* **Exercise requirements**
Leave out the pictures and restate the rest of the data exactly.

Source records
>>>>

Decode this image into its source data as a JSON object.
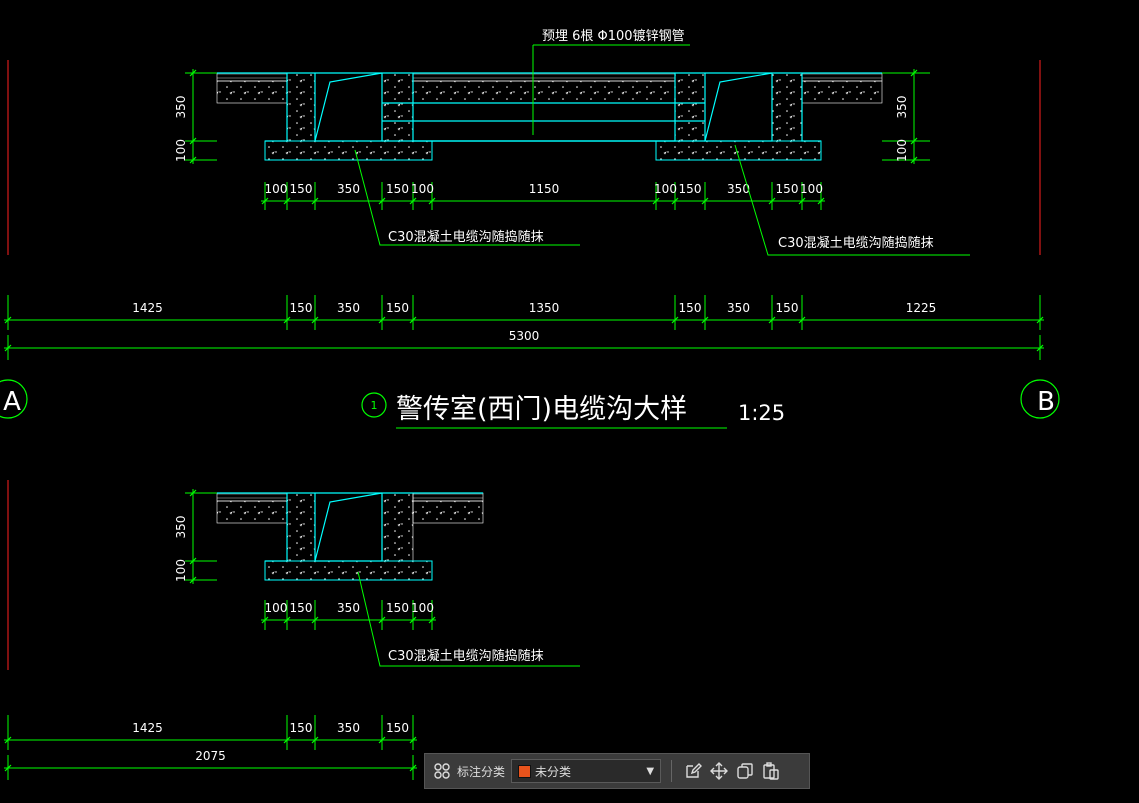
{
  "drawing": {
    "pipe_note": "预埋 6根 Φ100镀锌钢管",
    "title": "警传室(西门)电缆沟大样",
    "scale": "1:25",
    "detail_no": "1",
    "grid_a": "A",
    "grid_b": "B",
    "callout": "C30混凝土电缆沟随捣随抹",
    "dims_left_vertical": [
      "350",
      "100"
    ],
    "dims_right_vertical": [
      "350",
      "100"
    ],
    "dims_section1_small": [
      "100",
      "150",
      "350",
      "150",
      "100",
      "1150",
      "100",
      "150",
      "350",
      "150",
      "100"
    ],
    "dims_overall_row": [
      "1425",
      "150",
      "350",
      "150",
      "1350",
      "150",
      "350",
      "150",
      "1225"
    ],
    "dim_total": "5300",
    "dims_section2_small": [
      "100",
      "150",
      "350",
      "150",
      "100"
    ],
    "dims_section2_row": [
      "1425",
      "150",
      "350",
      "150"
    ],
    "dim_total2": "2075"
  },
  "toolbar": {
    "label": "标注分类",
    "selected": "未分类",
    "swatch_color": "#e8531c",
    "icons": [
      "layout-grid-icon",
      "edit-icon",
      "move-icon",
      "copy-icon",
      "paste-icon"
    ]
  },
  "colors": {
    "background": "#000000",
    "dimension": "#00ff00",
    "outline": "#00ffff",
    "text": "#ffffff",
    "axis": "#ff0000"
  }
}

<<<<

* **Response to the task**
Decode this image into its source data as a JSON object.
{
  "drawing": {
    "pipe_note": "预埋 6根 Φ100镀锌钢管",
    "title": "警传室(西门)电缆沟大样",
    "scale": "1:25",
    "detail_no": "1",
    "grid_a": "A",
    "grid_b": "B",
    "callout": "C30混凝土电缆沟随捣随抹",
    "dims_left_vertical": [
      "350",
      "100"
    ],
    "dims_right_vertical": [
      "350",
      "100"
    ],
    "dims_section1_small": [
      "100",
      "150",
      "350",
      "150",
      "100",
      "1150",
      "100",
      "150",
      "350",
      "150",
      "100"
    ],
    "dims_overall_row": [
      "1425",
      "150",
      "350",
      "150",
      "1350",
      "150",
      "350",
      "150",
      "1225"
    ],
    "dim_total": "5300",
    "dims_section2_small": [
      "100",
      "150",
      "350",
      "150",
      "100"
    ],
    "dims_section2_row": [
      "1425",
      "150",
      "350",
      "150"
    ],
    "dim_total2": "2075"
  },
  "toolbar": {
    "label": "标注分类",
    "selected": "未分类",
    "swatch_color": "#e8531c",
    "icons": [
      "layout-grid-icon",
      "edit-icon",
      "move-icon",
      "copy-icon",
      "paste-icon"
    ]
  },
  "colors": {
    "background": "#000000",
    "dimension": "#00ff00",
    "outline": "#00ffff",
    "text": "#ffffff",
    "axis": "#ff0000"
  }
}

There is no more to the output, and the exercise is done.